**TO DO**. Below are entries; count the lines among them that contain the word "left", and give only the count.

Page and application data records:

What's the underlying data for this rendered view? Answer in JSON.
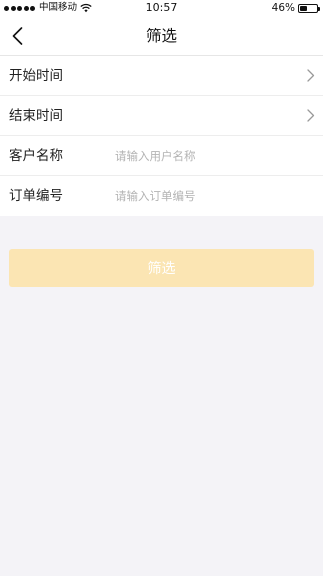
{
  "status_bar": {
    "carrier": "中国移动",
    "time": "10:57",
    "battery_percent": "46%",
    "battery_level": 0.46,
    "icons": [
      "signal-dots-icon",
      "wifi-icon",
      "battery-icon"
    ]
  },
  "nav": {
    "title": "筛选",
    "back_icon": "chevron-left-icon"
  },
  "form": {
    "start_time": {
      "label": "开始时间"
    },
    "end_time": {
      "label": "结束时间"
    },
    "customer_name": {
      "label": "客户名称",
      "placeholder": "请输入用户名称",
      "value": ""
    },
    "order_number": {
      "label": "订单编号",
      "placeholder": "请输入订单编号",
      "value": ""
    }
  },
  "filter_button": {
    "label": "筛选"
  },
  "colors": {
    "button_bg": "#fbe5b3",
    "page_bg": "#f4f3f7",
    "placeholder": "#b3b3b3"
  }
}
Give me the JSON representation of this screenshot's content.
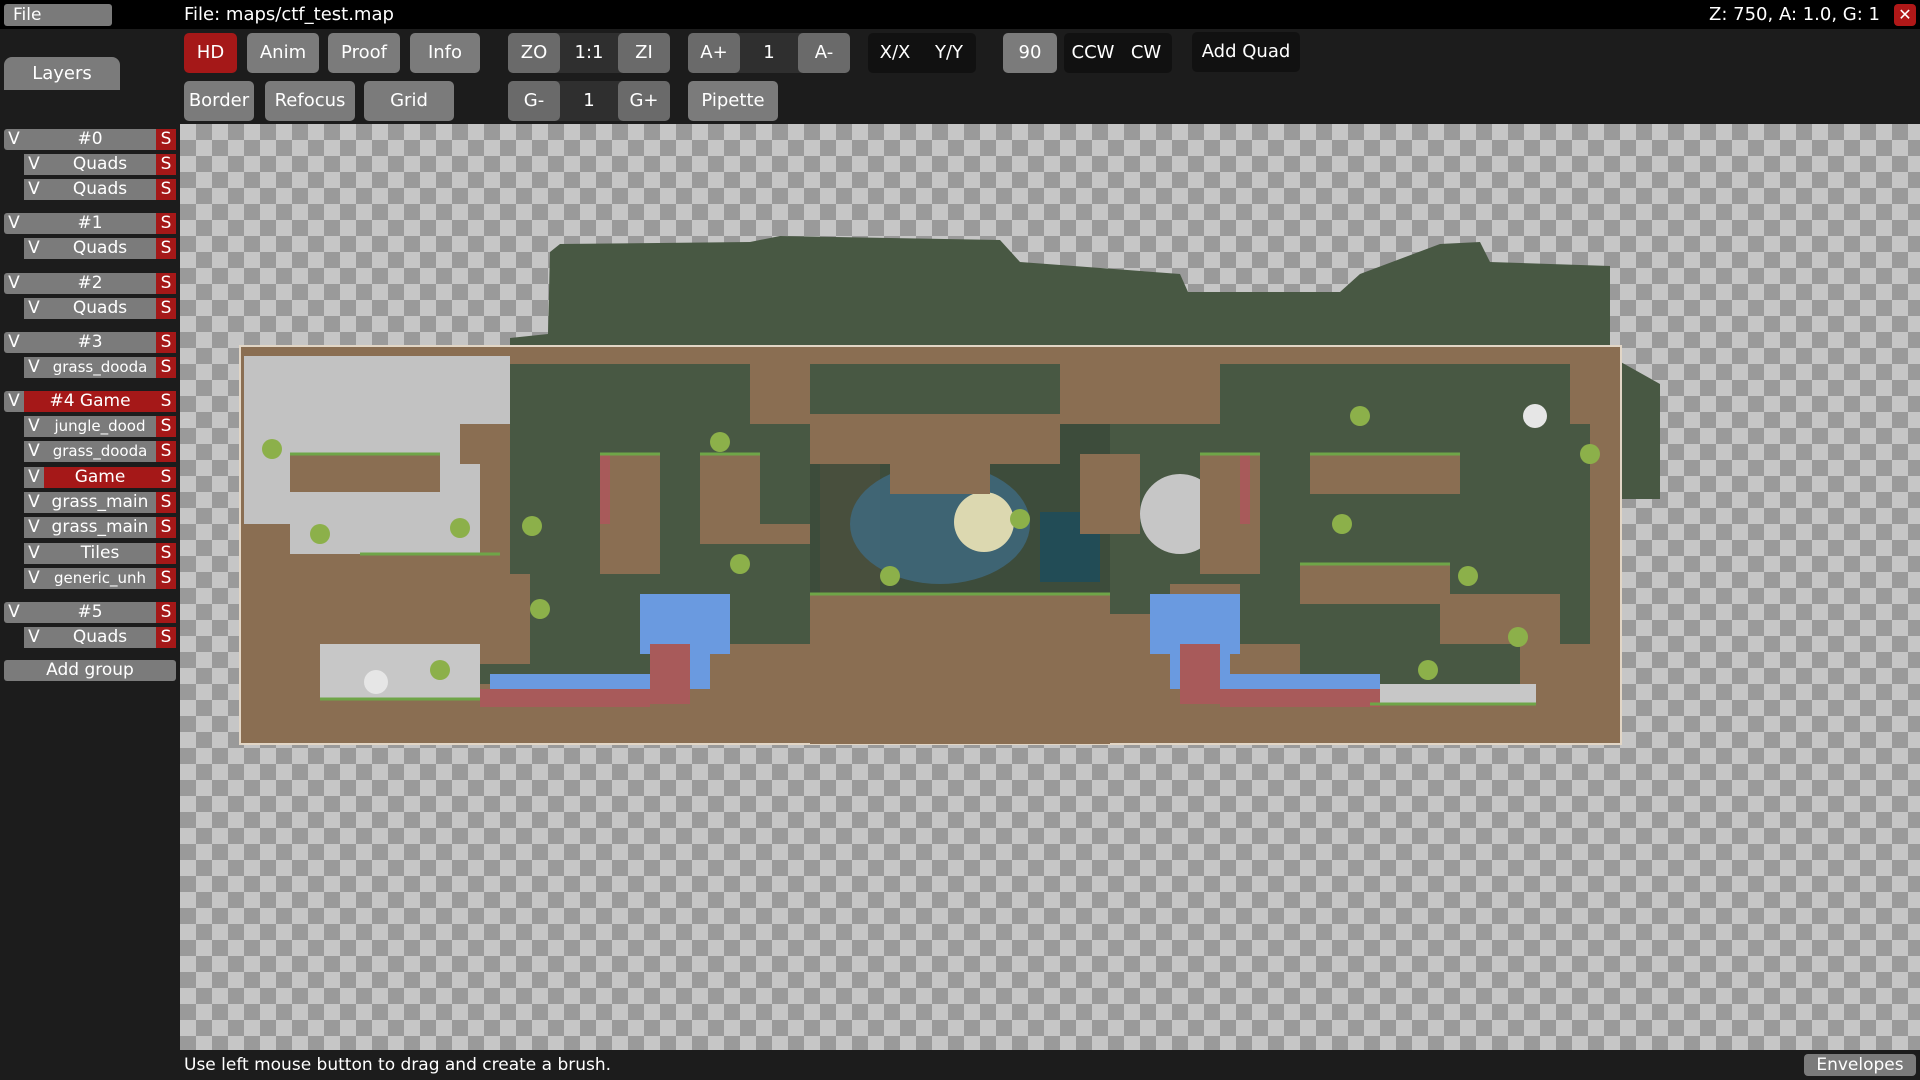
{
  "menubar": {
    "file_label": "File",
    "file_path": "File: maps/ctf_test.map",
    "status": "Z: 750, A: 1.0, G: 1",
    "close_glyph": "✕"
  },
  "toolbar": {
    "hd": "HD",
    "anim": "Anim",
    "proof": "Proof",
    "info": "Info",
    "zo": "ZO",
    "zoom_reset": "1:1",
    "zi": "ZI",
    "a_plus": "A+",
    "a_value": "1",
    "a_minus": "A-",
    "flip_x": "X/X",
    "flip_y": "Y/Y",
    "rot_value": "90",
    "ccw": "CCW",
    "cw": "CW",
    "add_quad": "Add Quad",
    "border": "Border",
    "refocus": "Refocus",
    "grid": "Grid",
    "g_minus": "G-",
    "g_value": "1",
    "g_plus": "G+",
    "pipette": "Pipette"
  },
  "sidebar": {
    "tab_label": "Layers",
    "v": "V",
    "s": "S",
    "groups": [
      {
        "label": "#0",
        "layers": [
          "Quads",
          "Quads"
        ]
      },
      {
        "label": "#1",
        "layers": [
          "Quads"
        ]
      },
      {
        "label": "#2",
        "layers": [
          "Quads"
        ]
      },
      {
        "label": "#3",
        "layers": [
          "grass_dooda"
        ]
      },
      {
        "label": "#4 Game",
        "layers": [
          "jungle_dood",
          "grass_dooda",
          "Game",
          "grass_main",
          "grass_main",
          "Tiles",
          "generic_unh"
        ]
      },
      {
        "label": "#5",
        "layers": [
          "Quads"
        ]
      }
    ],
    "add_group": "Add group"
  },
  "bottombar": {
    "hint": "Use left mouse button to drag and create a brush.",
    "envelopes": "Envelopes"
  },
  "colors": {
    "accent_red": "#a51818",
    "button_grey": "#7b7b7b",
    "panel_dark": "#1c1c1c",
    "dirt": "#8a6e52",
    "jungle": "#485843",
    "water": "#6a9ae0"
  }
}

**RESULT**. 2